Congrats on BabyWoods going to preschool and even better she loves it. It’s great that you found one for her and it’s not far from the homestead.
I really enjoy your blog and have ordered a copy of your book. I do have a question. You mentioned that you got iPhones last month. I have an iPhone SE and pay quite a bit more to Sprint than you do to Boom Mobile. Did you get your phones from another vendor and transfer the service to Boom Mobile?
Thank you for ordering my book :)! We bought our iPhones awhile ago directly from Apple (just paid for them outright) and then signed up for BOOM mobile service, which is super cheap.
Aha! Darn tough socks: have you used them before? Are they as tough as adverstized? Have you used their warranty? I have just purchased first test pair to my hubby who I swear has abrasive feet, and I am curious about whether it is a worthwhile investment!
This is our first time buying them, so we shall see! But I do love their warranty and getting them on sale made it all the more reasonable. I hope they work well for you :)!
I buy a pair each year for my partner for Christmas and he says they’re the nicest socks he’s ever owned. We’ve yet to use the warranty, but I love that it exists.
I have used their warranty several times, it is so easy! If you call ahead to a store that sells Darn Tough socks and ask if they honor the warranty you can walk in with your old socks and the warranty paper filled out and walk out of the store with new socks. They are my favorite for hiking.

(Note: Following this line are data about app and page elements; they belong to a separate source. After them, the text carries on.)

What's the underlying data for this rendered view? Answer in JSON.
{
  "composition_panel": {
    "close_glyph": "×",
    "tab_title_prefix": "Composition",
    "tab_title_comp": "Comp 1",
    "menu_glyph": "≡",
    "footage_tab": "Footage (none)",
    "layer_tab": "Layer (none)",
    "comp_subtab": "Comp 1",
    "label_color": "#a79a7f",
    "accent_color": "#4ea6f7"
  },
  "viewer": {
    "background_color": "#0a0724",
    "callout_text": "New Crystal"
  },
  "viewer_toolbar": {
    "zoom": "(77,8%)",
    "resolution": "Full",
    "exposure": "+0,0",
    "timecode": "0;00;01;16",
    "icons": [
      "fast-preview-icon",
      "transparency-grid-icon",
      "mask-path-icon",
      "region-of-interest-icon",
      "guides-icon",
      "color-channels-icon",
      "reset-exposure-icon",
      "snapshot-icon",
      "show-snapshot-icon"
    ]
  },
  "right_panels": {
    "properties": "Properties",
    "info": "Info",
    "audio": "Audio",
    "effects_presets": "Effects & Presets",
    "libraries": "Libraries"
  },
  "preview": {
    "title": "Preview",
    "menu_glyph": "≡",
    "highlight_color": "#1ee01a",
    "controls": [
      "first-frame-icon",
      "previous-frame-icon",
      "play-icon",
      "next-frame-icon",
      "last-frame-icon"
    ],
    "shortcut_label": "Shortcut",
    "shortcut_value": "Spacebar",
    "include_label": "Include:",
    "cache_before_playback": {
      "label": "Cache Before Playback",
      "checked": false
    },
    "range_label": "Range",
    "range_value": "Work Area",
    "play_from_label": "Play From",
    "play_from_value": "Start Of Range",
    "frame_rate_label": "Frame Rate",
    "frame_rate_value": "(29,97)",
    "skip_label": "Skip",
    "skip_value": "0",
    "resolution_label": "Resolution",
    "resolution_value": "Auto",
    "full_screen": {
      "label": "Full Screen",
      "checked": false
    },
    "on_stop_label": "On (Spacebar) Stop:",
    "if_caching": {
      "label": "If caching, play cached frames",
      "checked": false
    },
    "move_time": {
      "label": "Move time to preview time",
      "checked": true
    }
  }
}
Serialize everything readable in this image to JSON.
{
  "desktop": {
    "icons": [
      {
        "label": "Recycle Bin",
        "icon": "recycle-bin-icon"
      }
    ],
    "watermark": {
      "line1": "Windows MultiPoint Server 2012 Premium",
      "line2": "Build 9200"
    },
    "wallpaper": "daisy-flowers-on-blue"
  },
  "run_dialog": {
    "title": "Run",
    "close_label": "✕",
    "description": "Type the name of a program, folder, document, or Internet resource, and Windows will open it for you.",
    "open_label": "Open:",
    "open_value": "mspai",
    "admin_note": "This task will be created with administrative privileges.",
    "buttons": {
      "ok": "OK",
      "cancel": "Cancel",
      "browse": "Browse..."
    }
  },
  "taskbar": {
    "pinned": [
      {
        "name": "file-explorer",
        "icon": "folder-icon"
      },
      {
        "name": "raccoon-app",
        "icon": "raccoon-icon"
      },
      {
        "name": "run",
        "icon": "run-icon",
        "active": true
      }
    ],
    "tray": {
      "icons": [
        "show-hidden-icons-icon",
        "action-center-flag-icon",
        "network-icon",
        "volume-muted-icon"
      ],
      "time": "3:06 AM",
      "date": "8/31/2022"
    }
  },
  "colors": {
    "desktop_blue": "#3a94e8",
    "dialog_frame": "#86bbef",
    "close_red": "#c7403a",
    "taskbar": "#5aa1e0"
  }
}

Exciting times, I love your monthly updates! It’s wonderful that you have found a suitable play school so close to home, that can be a down side of living rurally, the distance to that type of place, and if one does live in a relatively isolated place, it’s all the more important for children to get into socialising on a regular basis, with and without the parents there. Also, crucially, getting her into it and happy NOW before baby sister arrives, a nice long time before is good timing. I’ve got 3 kids and the number of people I know who were totally blindsided by the fact that their 2-3 year old was less than delighted about being turfed from their cot / sent to play group / made to potty train the week before a new sibling arrived. It seems obvious to me that it could set up huge tantrums and reluctance, but it happens so often with very well-intentioned parents. By the time you are in the throes of having her sister, she’ll have her own little ”life” and activities and stuff that’s just hers, and will have been so ”forever” in her mind, that’s nothing to do with the screamy small person whose stuff is EVERYWHERE and distracting mom and dad. Much easier and kinder on everyone… most especially you!
My thoughts exactly!!! We’ve been working very hard to set up a full weekly schedule for Babywoods so that she has plenty of engagement and fun activities that she’s comfortable with well before baby sister arrives. I’ve read that one major change at a time is good for kids, so that’s what we’ve been trying to do these past few months. So far, so good–of course everything will still be chaotic when the baby arrives!
Does Costco ship any of the things you want for free? I was shopping with my grandmother and decided to order a few things after we left the store. Some of the things had free shipping which meant no gas and no random purchases at the store.
Sadly they do not, so it’s worth it to us to make the drive every few months.
My son started Montessori at 2. Best decision we ever made.
Just a friendly note for Mr. Frugalwoods on the light purchase; he may find it useful to get some supplemental fog lights in the 3000-4000K range when working with snow since they might actually help give some contrast to what he’s working on at the time. Enjoy the snow plowing this winter!!
Oh my god! That’s so scary about Frugalhound! I can’t take any pet emergencies. I get totally panicked. On Thanksgiving, Maeby tore off a nail, the whole thing, on a curb and had to go to the emergency vet just as we were about to put the turkey in the oven. She’s been in a booty since then. Then she developed a limp on another foot on Sunday, but the vet says it’s probably just an injury from compensating, or an age related injury. We wish Frugalhound nothing but good health!
Cell phone bill is one area that I am looking at to decrease our expenses. Does you cell phone plan have wifi? thanks!